*EXERCISE:* Gather each line containing the string "Удалить" from these entries.

= Beginning of Section =

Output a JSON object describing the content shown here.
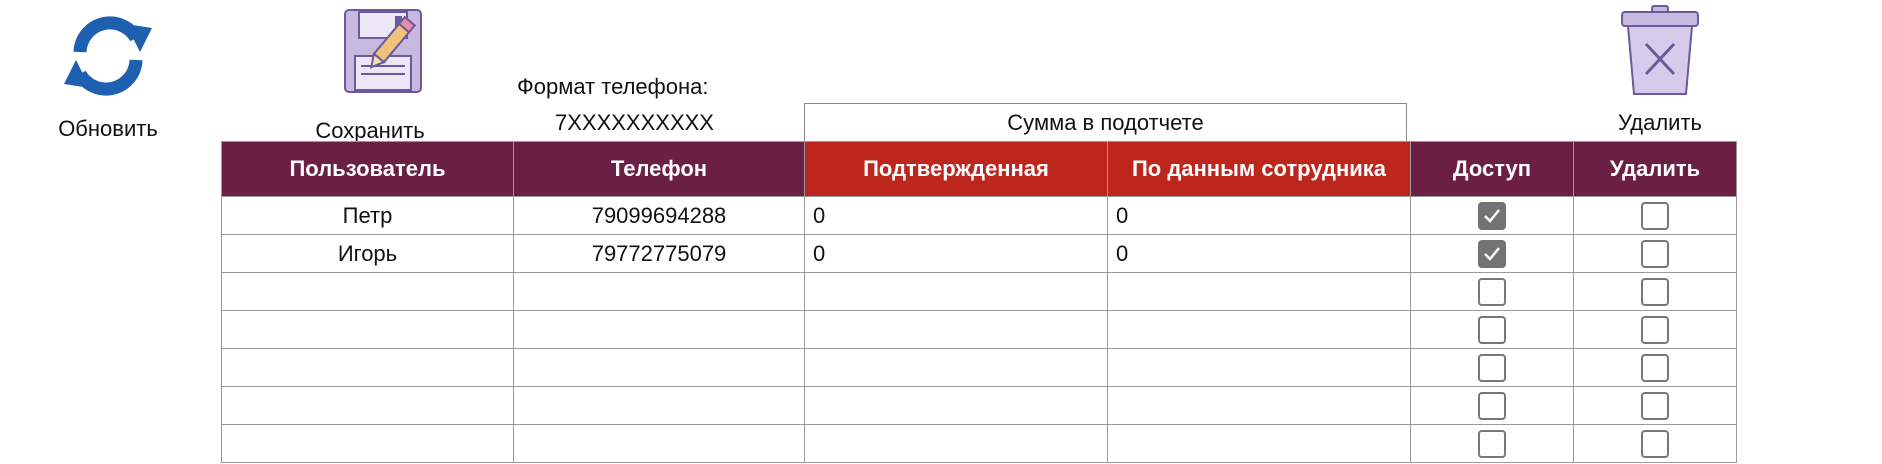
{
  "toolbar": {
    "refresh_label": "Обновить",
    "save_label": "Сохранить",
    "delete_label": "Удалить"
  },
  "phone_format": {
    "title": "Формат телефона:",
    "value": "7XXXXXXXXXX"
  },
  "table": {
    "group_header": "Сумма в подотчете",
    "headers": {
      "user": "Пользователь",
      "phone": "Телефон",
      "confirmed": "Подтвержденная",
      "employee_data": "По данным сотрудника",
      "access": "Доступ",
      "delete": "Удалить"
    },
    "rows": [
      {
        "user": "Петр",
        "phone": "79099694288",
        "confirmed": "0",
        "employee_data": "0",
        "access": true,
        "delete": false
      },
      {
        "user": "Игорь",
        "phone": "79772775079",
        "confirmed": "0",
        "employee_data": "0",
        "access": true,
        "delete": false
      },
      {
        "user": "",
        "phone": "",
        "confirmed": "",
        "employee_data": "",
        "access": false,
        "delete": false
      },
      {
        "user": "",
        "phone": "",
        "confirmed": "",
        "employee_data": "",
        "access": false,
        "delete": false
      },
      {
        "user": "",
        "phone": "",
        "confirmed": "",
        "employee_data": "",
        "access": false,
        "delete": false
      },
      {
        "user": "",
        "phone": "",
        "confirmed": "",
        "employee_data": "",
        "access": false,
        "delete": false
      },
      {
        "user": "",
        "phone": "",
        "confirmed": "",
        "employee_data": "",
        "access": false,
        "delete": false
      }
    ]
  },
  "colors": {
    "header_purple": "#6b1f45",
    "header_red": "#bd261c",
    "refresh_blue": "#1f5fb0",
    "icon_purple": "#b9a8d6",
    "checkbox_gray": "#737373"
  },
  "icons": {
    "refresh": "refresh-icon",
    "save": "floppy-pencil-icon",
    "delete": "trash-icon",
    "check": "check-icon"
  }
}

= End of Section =

*RESPONSE FOR THIS EXERCISE:*
    "delete_label": "Удалить"
      "delete": "Удалить"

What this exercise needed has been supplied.